The Rural Domestic Preparedness Consortium (RDPC) realizes the nation’s rural and tribal emergency responders face unique challenges when compared to their urban counterparts. As such, RDPC is committed to providing small, rural, and tribal emergency responders and stakeholders with the knowledge, skills, and abilities necessary to enhance the safety, security, and quality of life for their citizens through access to DHS certified training and resources developed specifically for rural practitioners and communities.

RDPC is leading the rural first responder training initiative by developing courses that are created using a rigorous, standardized curriculum development process that ensures consistency with the principles and priorities set forth by the National Preparedness System (NPS) and the National Incident Management System (NIMS). Once complete, the curriculum is certified and authorized by the U.S. Department of Homeland Security (DHS) for delivery at no cost to tribal and rural communities nationwide.

To ensure that training directly reflects the needs of rural emergency responders, the Consortium convenes a national rural preparedness summit and completes a bi-annual national survey of rural stakeholders. Data gathered from these activities is used to determine the type of training needs, the extent to which it is needed, and the best delivery methods.

DHS Certified Training Classes

No Events

Past In-Person Courses

AWR 151 is designed to educate and enable the diverse elements that must be called upon to participate in creating an effective response plan. The course will educate by using specific examples to demonstrate the potential effects of possible types of agroterrorism. It will demonstrate how preplanning can create an effective community response that will reduce or mitigate individual acts of terror. Individuals who have completed this course will be enabled to invest their agency or individual resources to develop or strengthen a community plan.
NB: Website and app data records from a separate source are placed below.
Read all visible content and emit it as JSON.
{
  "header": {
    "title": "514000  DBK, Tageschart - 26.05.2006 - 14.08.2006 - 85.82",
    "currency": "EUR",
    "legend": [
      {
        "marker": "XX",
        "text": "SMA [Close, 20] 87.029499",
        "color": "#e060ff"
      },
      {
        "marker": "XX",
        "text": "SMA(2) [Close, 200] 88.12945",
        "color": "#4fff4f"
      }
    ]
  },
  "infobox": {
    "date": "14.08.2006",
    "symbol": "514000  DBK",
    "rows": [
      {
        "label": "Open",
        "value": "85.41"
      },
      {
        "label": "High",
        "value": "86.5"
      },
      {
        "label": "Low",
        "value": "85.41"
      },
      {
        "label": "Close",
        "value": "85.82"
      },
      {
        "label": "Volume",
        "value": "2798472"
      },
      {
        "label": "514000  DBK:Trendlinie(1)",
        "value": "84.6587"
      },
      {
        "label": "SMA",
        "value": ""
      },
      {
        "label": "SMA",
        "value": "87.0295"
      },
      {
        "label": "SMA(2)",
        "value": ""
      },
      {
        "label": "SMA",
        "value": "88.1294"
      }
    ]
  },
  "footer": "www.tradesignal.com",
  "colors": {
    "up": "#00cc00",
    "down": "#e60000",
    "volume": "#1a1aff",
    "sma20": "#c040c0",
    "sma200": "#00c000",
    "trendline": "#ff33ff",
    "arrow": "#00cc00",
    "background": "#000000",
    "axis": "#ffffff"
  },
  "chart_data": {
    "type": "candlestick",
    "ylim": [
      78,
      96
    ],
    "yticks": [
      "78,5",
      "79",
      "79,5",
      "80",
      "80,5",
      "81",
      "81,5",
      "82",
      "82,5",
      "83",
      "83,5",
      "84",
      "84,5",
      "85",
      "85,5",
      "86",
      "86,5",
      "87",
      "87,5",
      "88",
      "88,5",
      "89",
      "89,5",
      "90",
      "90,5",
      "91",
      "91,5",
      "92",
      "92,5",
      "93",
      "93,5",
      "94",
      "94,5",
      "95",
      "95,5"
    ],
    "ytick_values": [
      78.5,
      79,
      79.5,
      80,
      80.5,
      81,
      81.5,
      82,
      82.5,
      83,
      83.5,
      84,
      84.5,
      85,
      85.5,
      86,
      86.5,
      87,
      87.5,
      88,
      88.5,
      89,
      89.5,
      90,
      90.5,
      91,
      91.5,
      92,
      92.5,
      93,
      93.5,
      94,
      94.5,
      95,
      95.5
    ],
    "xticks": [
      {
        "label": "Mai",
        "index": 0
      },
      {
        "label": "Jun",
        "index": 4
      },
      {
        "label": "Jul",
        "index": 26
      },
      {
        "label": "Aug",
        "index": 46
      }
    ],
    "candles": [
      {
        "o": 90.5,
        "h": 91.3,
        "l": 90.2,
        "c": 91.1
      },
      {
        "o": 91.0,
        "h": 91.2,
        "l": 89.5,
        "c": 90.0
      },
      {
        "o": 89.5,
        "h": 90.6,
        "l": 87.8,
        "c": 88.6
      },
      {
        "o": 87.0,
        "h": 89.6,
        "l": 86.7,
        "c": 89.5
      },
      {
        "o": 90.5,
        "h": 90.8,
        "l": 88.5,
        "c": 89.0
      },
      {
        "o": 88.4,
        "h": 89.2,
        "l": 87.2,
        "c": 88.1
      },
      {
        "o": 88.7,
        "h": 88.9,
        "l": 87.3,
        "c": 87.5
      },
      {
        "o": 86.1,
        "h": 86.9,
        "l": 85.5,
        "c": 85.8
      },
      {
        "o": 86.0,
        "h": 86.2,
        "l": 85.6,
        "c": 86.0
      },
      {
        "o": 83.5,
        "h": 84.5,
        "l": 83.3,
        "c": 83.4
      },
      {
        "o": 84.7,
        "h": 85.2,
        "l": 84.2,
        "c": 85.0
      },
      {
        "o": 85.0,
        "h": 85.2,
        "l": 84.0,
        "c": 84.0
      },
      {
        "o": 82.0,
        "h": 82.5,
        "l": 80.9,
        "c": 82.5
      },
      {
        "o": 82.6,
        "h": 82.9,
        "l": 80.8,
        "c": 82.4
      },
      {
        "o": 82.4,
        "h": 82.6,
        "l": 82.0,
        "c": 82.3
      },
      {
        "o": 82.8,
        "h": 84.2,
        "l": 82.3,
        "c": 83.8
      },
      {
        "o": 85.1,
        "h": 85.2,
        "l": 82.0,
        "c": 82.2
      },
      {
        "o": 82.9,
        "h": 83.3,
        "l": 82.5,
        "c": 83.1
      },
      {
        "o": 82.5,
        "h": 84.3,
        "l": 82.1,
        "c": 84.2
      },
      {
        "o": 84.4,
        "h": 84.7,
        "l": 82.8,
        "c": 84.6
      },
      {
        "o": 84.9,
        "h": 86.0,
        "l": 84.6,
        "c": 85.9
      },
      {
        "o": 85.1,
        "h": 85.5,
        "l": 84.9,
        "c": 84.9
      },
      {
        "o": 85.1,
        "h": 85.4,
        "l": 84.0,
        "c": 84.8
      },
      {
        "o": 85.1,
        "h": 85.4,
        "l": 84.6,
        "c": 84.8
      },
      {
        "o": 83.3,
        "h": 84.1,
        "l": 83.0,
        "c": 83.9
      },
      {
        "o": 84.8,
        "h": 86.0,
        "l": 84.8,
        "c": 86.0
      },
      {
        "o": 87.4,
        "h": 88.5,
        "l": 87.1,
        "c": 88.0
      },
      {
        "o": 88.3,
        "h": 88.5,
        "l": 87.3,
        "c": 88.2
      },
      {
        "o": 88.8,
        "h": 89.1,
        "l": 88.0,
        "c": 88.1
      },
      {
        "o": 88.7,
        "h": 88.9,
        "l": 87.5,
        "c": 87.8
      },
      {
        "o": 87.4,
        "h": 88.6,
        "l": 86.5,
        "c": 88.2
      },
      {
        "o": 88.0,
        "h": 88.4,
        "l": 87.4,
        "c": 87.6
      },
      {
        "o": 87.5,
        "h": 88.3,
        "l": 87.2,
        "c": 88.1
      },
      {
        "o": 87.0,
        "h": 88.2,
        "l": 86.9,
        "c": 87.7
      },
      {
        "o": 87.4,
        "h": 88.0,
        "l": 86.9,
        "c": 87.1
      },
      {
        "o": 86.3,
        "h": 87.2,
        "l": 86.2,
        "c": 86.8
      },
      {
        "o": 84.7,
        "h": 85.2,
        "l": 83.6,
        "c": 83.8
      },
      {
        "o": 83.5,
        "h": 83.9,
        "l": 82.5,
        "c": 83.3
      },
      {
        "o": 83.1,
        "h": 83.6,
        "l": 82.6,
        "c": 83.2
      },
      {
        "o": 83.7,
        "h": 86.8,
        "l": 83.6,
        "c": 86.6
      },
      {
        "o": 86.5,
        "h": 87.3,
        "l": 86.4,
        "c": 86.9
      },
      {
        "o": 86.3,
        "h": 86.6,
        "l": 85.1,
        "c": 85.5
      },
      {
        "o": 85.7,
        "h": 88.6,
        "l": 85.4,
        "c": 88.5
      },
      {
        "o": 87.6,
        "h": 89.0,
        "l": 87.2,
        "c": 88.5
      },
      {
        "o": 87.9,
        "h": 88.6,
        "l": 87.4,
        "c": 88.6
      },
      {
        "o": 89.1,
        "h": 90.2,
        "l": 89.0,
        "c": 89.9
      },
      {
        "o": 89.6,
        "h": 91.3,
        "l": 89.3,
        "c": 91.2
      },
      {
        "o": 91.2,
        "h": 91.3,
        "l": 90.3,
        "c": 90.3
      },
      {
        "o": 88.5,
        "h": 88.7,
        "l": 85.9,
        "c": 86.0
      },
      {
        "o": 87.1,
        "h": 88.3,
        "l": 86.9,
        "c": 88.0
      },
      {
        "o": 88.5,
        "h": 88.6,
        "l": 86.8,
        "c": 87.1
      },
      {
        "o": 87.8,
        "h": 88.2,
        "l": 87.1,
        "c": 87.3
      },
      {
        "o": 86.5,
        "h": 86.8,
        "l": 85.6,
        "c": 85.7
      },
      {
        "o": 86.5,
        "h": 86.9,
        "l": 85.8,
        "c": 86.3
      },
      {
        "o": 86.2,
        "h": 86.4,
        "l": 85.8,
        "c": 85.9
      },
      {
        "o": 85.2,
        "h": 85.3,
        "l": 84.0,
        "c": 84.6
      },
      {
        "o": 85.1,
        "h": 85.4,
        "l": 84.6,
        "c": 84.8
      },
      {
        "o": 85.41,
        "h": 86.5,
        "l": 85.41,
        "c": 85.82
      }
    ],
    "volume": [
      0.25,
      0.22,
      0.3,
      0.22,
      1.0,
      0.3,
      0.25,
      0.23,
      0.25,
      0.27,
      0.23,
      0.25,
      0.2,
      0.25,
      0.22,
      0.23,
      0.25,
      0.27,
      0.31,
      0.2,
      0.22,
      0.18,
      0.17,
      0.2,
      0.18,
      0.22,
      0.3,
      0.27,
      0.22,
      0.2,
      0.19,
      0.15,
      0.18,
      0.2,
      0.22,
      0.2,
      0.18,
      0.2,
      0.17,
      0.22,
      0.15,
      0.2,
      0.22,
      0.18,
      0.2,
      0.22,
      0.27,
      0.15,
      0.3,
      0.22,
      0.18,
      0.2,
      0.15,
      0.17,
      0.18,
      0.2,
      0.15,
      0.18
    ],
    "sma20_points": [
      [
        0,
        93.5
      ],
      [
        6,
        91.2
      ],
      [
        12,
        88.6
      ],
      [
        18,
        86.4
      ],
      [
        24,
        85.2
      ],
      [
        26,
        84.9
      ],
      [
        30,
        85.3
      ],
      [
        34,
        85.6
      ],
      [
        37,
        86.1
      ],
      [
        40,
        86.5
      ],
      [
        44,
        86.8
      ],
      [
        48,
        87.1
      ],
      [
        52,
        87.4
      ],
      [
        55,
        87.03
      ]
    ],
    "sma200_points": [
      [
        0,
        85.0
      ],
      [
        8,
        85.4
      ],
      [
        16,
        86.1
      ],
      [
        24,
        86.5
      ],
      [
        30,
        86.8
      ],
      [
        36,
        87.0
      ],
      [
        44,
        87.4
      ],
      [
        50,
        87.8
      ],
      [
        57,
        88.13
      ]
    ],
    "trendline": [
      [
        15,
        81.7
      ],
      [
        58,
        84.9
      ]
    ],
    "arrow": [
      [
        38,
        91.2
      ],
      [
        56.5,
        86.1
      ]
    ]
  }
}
AWR 152 is designed to prepare members of emergency response teams to evaluate the overall risk of an intentional attack on a segment of agriculture or a segment of the food system and to provide information about methods to limit vulnerabilities in identified targets. Participants will learn to evaluate the impact of an incident on the entire food system (food continuum) or on a specific segment of the food system. The course will also provide information to enable participants to more clearly understand the threats that are posed to agriculture and the food system. Emergency response team personnel will develop skills to assess vulnerabilities and identify targets to assist in preventing or mitigating an intentional attack on the agriculture or food system.

Informs frontline response teams about the importance of early detection and diagnosis, proper sampling, and steps involved in an agroterrorism‐related outbreak investigation. Provides strategies to increase detection and diagnosis efficiency, as well as the epidemiological and criminal investigation process. This is the third of six courses in the WIFSS Agroterrorism Preparedness Curriculum for Frontline Responders series.

AWR 154 is designed to convey best practices, concepts, organizational procedures, and terminology that make up the framework of ICS and NIMS. The course will further enhance community response capacity to an agricultural or food systems disaster by improving participants’ understanding of interagency collaboration through team building and the principles of effective risk communication. The team-building module enhances preparedness by improving participants’ ability to work across organizational borders. By providing participants with information on the principles of risk communication against the backdrop of NIMS, local emergency responders will understand risk communication as both a concept and an application.

AWR 155 outlines the use of the Incident Command System (ICS) and the principles of Unified Command (UC) in a agroterrorism and food safety system disaster. Participants will apply ICS and UC principles through various exercises. Participants will be enabled to form and maintain frontline emergency response teams in response to such emergencies. The course will raise awareness to the need to quickly identify and eradicate outbreaks of animal diseases by isolating and destroying livestock and wildlife, removing and disposing of contaminated animal products, and disposing of contaminated feed and related materials. This course will also address the need for whole community preparedness and participation by strengthening local citizen emergency response teams which can support surge capacity response to an agricultural or food systems emergency or act of agroterrorism.

AWR 156 provides the fundamental framework for orchestrating the recovery from an incident of agroterrorism or food systems disaster. It defines recovery, the community stakeholders who must participate in the recovery, and the activities involved in restoring public confidence and a sense of normalcy. This course provides specific steps for planning for recovery, both within participants’ own organizations and as stakeholders in the larger community-wide incident command system. Using the lessons learned from the preceding courses in the curriculum series, this course will train members of the agriculture community on recovery operations, procedures, and techniques to be implemented following an incident of agroterrorism.